§ Task statement: Every record must be written out once more, with nothing added or omitted.

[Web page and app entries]
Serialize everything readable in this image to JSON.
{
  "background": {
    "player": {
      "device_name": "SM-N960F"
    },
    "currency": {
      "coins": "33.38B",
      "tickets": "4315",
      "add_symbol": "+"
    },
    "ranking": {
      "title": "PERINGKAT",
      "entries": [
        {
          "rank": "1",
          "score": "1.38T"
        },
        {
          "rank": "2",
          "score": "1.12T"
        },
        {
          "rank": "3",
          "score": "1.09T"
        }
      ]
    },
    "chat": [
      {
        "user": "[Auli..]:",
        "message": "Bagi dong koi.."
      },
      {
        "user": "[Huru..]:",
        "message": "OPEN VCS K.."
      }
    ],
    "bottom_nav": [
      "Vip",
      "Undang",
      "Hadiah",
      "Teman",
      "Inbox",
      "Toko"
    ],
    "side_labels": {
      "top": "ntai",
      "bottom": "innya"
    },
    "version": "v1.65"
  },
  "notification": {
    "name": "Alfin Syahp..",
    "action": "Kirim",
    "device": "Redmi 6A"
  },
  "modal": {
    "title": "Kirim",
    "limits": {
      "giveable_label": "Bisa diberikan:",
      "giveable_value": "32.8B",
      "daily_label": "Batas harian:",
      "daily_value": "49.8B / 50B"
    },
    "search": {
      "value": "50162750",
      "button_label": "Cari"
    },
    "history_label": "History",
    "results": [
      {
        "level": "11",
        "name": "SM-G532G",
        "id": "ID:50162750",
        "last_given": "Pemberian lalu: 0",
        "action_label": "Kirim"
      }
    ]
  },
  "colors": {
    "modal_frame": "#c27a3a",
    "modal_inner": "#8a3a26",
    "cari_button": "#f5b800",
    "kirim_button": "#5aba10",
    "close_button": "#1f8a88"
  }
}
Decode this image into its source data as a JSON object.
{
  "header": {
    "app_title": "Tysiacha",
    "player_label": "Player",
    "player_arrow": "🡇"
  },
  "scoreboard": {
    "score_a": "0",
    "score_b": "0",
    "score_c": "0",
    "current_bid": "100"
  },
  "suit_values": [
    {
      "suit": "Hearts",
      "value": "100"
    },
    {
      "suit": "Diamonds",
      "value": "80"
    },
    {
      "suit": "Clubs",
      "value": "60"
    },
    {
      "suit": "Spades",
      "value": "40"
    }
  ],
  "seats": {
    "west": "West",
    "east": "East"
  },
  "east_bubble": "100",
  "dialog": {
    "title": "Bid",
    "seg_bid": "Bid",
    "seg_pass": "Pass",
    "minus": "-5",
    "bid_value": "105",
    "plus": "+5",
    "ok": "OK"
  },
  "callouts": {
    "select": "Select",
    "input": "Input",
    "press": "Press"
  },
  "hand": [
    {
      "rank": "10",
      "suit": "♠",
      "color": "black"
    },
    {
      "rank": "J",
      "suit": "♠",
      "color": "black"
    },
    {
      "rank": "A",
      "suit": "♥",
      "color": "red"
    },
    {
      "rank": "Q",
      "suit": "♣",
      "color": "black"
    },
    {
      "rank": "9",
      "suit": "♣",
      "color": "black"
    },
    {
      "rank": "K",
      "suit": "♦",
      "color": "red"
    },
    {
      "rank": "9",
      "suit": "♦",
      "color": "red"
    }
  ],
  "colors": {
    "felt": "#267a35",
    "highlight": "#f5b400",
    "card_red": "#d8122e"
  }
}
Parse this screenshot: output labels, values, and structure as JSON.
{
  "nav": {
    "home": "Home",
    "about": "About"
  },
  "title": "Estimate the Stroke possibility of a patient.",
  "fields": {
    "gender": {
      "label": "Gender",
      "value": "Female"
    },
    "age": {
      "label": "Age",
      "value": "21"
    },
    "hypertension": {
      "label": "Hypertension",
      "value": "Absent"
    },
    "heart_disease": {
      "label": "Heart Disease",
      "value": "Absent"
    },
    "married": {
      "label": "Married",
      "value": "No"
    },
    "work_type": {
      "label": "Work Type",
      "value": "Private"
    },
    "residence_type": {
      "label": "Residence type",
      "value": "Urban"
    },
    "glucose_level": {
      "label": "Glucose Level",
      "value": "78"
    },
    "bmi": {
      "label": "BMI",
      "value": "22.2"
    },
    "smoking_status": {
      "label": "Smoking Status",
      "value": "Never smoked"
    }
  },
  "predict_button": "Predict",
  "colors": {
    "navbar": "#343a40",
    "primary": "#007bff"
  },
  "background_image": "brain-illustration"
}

§ Answer box:
Serialize everything readable in this image to JSON.
{
  "background": {
    "player": {
      "device_name": "SM-N960F"
    },
    "currency": {
      "coins": "33.38B",
      "tickets": "4315",
      "add_symbol": "+"
    },
    "ranking": {
      "title": "PERINGKAT",
      "entries": [
        {
          "rank": "1",
          "score": "1.38T"
        },
        {
          "rank": "2",
          "score": "1.12T"
        },
        {
          "rank": "3",
          "score": "1.09T"
        }
      ]
    },
    "chat": [
      {
        "user": "[Auli..]:",
        "message": "Bagi dong koi.."
      },
      {
        "user": "[Huru..]:",
        "message": "OPEN VCS K.."
      }
    ],
    "bottom_nav": [
      "Vip",
      "Undang",
      "Hadiah",
      "Teman",
      "Inbox",
      "Toko"
    ],
    "side_labels": {
      "top": "ntai",
      "bottom": "innya"
    },
    "version": "v1.65"
  },
  "notification": {
    "name": "Alfin Syahp..",
    "action": "Kirim",
    "device": "Redmi 6A"
  },
  "modal": {
    "title": "Kirim",
    "limits": {
      "giveable_label": "Bisa diberikan:",
      "giveable_value": "32.8B",
      "daily_label": "Batas harian:",
      "daily_value": "49.8B / 50B"
    },
    "search": {
      "value": "50162750",
      "button_label": "Cari"
    },
    "history_label": "History",
    "results": [
      {
        "level": "11",
        "name": "SM-G532G",
        "id": "ID:50162750",
        "last_given": "Pemberian lalu: 0",
        "action_label": "Kirim"
      }
    ]
  },
  "colors": {
    "modal_frame": "#c27a3a",
    "modal_inner": "#8a3a26",
    "cari_button": "#f5b800",
    "kirim_button": "#5aba10",
    "close_button": "#1f8a88"
  }
}
Decode this image into its source data as a JSON object.
{
  "header": {
    "app_title": "Tysiacha",
    "player_label": "Player",
    "player_arrow": "🡇"
  },
  "scoreboard": {
    "score_a": "0",
    "score_b": "0",
    "score_c": "0",
    "current_bid": "100"
  },
  "suit_values": [
    {
      "suit": "Hearts",
      "value": "100"
    },
    {
      "suit": "Diamonds",
      "value": "80"
    },
    {
      "suit": "Clubs",
      "value": "60"
    },
    {
      "suit": "Spades",
      "value": "40"
    }
  ],
  "seats": {
    "west": "West",
    "east": "East"
  },
  "east_bubble": "100",
  "dialog": {
    "title": "Bid",
    "seg_bid": "Bid",
    "seg_pass": "Pass",
    "minus": "-5",
    "bid_value": "105",
    "plus": "+5",
    "ok": "OK"
  },
  "callouts": {
    "select": "Select",
    "input": "Input",
    "press": "Press"
  },
  "hand": [
    {
      "rank": "10",
      "suit": "♠",
      "color": "black"
    },
    {
      "rank": "J",
      "suit": "♠",
      "color": "black"
    },
    {
      "rank": "A",
      "suit": "♥",
      "color": "red"
    },
    {
      "rank": "Q",
      "suit": "♣",
      "color": "black"
    },
    {
      "rank": "9",
      "suit": "♣",
      "color": "black"
    },
    {
      "rank": "K",
      "suit": "♦",
      "color": "red"
    },
    {
      "rank": "9",
      "suit": "♦",
      "color": "red"
    }
  ],
  "colors": {
    "felt": "#267a35",
    "highlight": "#f5b400",
    "card_red": "#d8122e"
  }
}
Parse this screenshot: output labels, values, and structure as JSON.
{
  "nav": {
    "home": "Home",
    "about": "About"
  },
  "title": "Estimate the Stroke possibility of a patient.",
  "fields": {
    "gender": {
      "label": "Gender",
      "value": "Female"
    },
    "age": {
      "label": "Age",
      "value": "21"
    },
    "hypertension": {
      "label": "Hypertension",
      "value": "Absent"
    },
    "heart_disease": {
      "label": "Heart Disease",
      "value": "Absent"
    },
    "married": {
      "label": "Married",
      "value": "No"
    },
    "work_type": {
      "label": "Work Type",
      "value": "Private"
    },
    "residence_type": {
      "label": "Residence type",
      "value": "Urban"
    },
    "glucose_level": {
      "label": "Glucose Level",
      "value": "78"
    },
    "bmi": {
      "label": "BMI",
      "value": "22.2"
    },
    "smoking_status": {
      "label": "Smoking Status",
      "value": "Never smoked"
    }
  },
  "predict_button": "Predict",
  "colors": {
    "navbar": "#343a40",
    "primary": "#007bff"
  },
  "background_image": "brain-illustration"
}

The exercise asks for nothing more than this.